…the first in the set is particularly tender – even melancholy – with the violin and piano equal, empathetic partners…
Clara Schumann (1819–1896)
Romance for Violin and Piano, Op.22, No.1
German concert pianist and composer Clara Wieck premiered her Piano Concerto at the age of 16, with Felix Mendelssohn on the podium, at Leipzig’s famous Gewandhaus in 1835. It would be a milestone in a fascinating career that spanned more than six decades, during which she became an integral – if overlooked, until recently – figure in 19th-century Romanticism, influencing the likes of Johannes Brahms and the great violin virtuoso Joseph Joachim, as well as her composer husband Robert Schumann.

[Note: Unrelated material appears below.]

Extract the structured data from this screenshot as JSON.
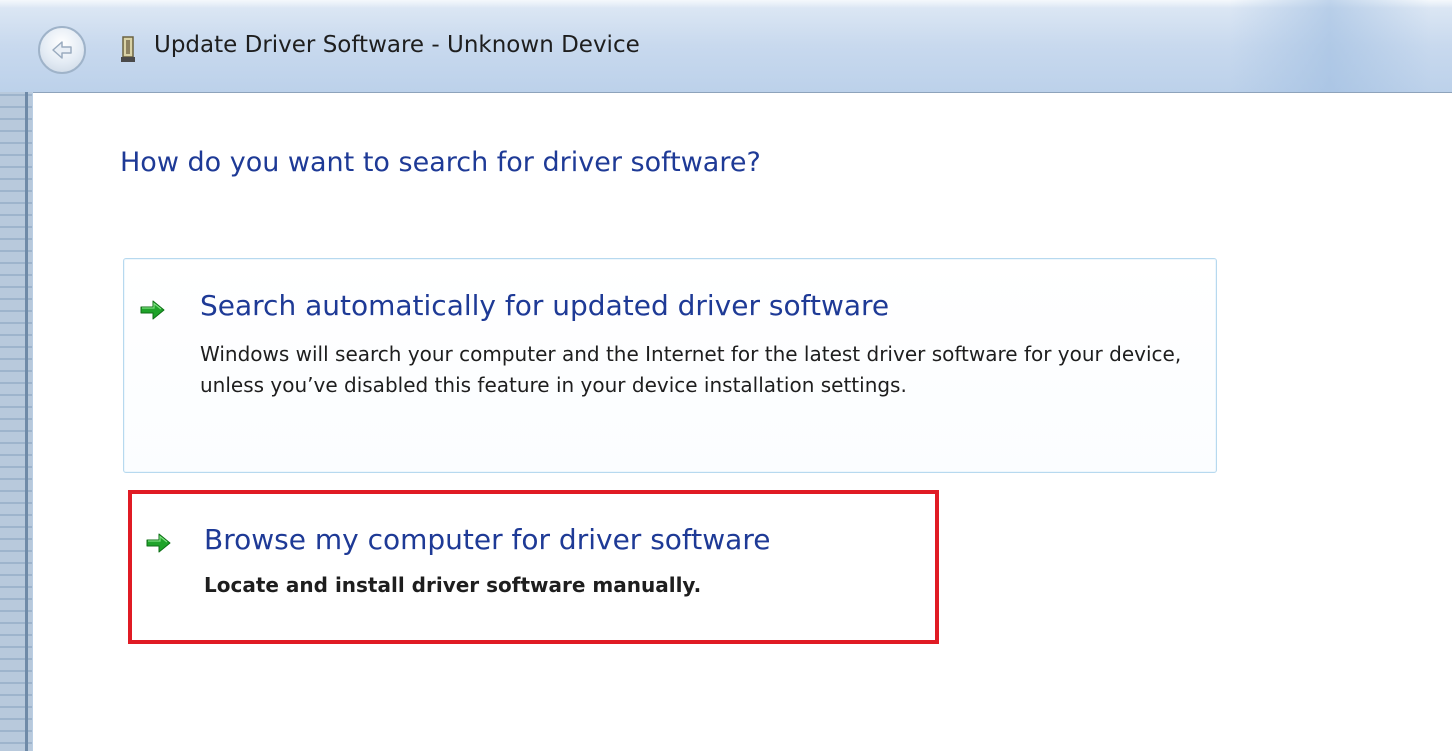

Clara Schumann’s lyrical Three Romances for Violin and Piano, Op. 22, written in 1853, however, are among her last published compositions. They date from a period in which Schumann had moved with her now large family into a new apartment in Düsseldorf, where she had her own room with a piano so she could finally practise without disturbing Robert’s composing. It’s remarkable that she was able to compose anything at all during this period – let alone the Variations on a Theme by Robert Schumann, six songs, three piano Romances and the Opus 22 Romances – given her other activities at the time. As her biographer Nancy Reich puts it, “the details she attended to were staggering.”
In addition to the care of six children, she taught students, scheduled, arranged and performed concerts in Düsseldorf and surrounding cities to support her family financially, as well as playing an intrinsic role in facilitating – and putting out the growing spot fires in – the career of her husband, whose deteriorating health would see him hospitalised for the remainder of his life early the following year.
While much is made of Schumann’s relationship with Brahms, her lifelong friendship with Joseph Joachim was just as significant. Schumann and Joachim met when they were both performing at the Lower Rhine Music Festival in Düsseldorf in May 1953 and she wrote the Romances – her only works for violin and piano – for him in July of that year. In keeping with the 19th-century ‘Romance’ form, the pieces are short and lyrical, and the first in the set is particularly tender – even melancholy – with the violin and piano equal, empathetic partners.
Audiences responded with enthusiasm, and Schumann would go on to tour the Romances with Joachim across Europe and England. Joachim also performed the pieces himself, writing to Schumann from the court in Hanover in 1856 of the ecstatic reception they received there from King George V, who described the “marvellous, heavenly pleasure” of hearing them.
Angus McPherson © 2020